Lipidic-waste such as fat, oil, and grease (FOG) are promising substrates for achieving higher bioenergy yields. An inadequate presence of an effective microbiome in the anaerobic digesters is the bottleneck for the proper utilization of FOG. Gradual introduction of FOG (0.2%, 1.2%, and 2.4% as volatile solids) in acidogenic fermentation showed a significant improvement in hydrogen yield (72%), compared to the control, after 2.4% FOG loading. Volatile solid (VS) reduction reached up to 65% in high FOG reactors with complete removal of major unsaturated fatty acids. Removal of saturated fatty acids increased to 90%. Improvement in hydrogen productivity (46 mL d−1) occurred during step-wise loading of 2.4% FOG to the acclimatized microbiome.
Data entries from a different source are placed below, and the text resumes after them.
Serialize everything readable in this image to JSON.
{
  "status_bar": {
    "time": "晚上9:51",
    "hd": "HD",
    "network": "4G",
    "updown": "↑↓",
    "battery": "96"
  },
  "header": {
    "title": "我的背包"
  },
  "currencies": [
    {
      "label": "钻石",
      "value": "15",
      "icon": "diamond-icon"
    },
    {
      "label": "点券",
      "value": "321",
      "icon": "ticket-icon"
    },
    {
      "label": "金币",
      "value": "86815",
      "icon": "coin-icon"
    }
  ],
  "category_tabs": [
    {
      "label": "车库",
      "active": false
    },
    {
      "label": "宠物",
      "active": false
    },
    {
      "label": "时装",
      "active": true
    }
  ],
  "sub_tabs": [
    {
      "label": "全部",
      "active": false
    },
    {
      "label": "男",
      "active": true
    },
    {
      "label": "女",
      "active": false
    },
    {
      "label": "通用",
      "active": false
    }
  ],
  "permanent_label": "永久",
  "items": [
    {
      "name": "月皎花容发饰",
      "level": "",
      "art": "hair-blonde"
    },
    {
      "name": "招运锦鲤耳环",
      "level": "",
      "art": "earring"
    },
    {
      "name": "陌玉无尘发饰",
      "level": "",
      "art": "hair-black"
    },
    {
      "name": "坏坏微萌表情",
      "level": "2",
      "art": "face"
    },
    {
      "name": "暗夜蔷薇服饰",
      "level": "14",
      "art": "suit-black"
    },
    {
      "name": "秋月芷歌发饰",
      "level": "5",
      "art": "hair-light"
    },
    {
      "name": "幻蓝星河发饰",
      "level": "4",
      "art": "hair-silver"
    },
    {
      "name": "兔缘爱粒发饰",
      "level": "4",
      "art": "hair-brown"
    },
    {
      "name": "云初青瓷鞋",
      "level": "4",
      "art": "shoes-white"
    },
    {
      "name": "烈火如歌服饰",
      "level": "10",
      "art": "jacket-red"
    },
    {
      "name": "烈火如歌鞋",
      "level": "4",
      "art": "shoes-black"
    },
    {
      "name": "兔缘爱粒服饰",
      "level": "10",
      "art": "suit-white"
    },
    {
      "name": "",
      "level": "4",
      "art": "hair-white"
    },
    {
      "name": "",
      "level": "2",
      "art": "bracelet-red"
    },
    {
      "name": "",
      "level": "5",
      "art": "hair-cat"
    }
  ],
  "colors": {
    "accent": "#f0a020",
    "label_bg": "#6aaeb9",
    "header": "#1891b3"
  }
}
The metabolic shift toward carboxylic chain elongation produced C4 and C6 fatty acids at concentrations of 1.61 mM and 0.90 mM, respectively in the acidogenic reactors. High-throughput sequencing of 16S rRNA amplicons revealed that the acclimatization process enriched the phylum Firmicutes (90%), followed by Bacteroidetes (12%) and Cloacimonetes (11%). The abundance of these phyla and their respective genera confirmed their preeminent role in hydrolysis, hydrogenogenic acidogenesis, and carboxylic chain elongation to produce hydrogen and C4–C7 fatty acids. Thus, we suggest that the improvement of hydrogen production using a microbiome acclimatized to FOG, and simultaneous production of high value organics (C4–C7 fatty acids), could facilitate the greater efficacy of the acidogenic fermentation.
Bibliographical noteFunding Information:
This work was supported by the Korea Institute of Energy Technology Evaluation and Planning ( KETEP ) and the Ministry of Trade, Industry & Energy ( MOTIE ) of the Republic of Korea (No. 20163010092250 ; No. 20173010092470 ). Appendix A
All Science Journal Classification (ASJC) codes
- Environmental Chemistry
- Chemical Engineering(all)
- Industrial and Manufacturing Engineering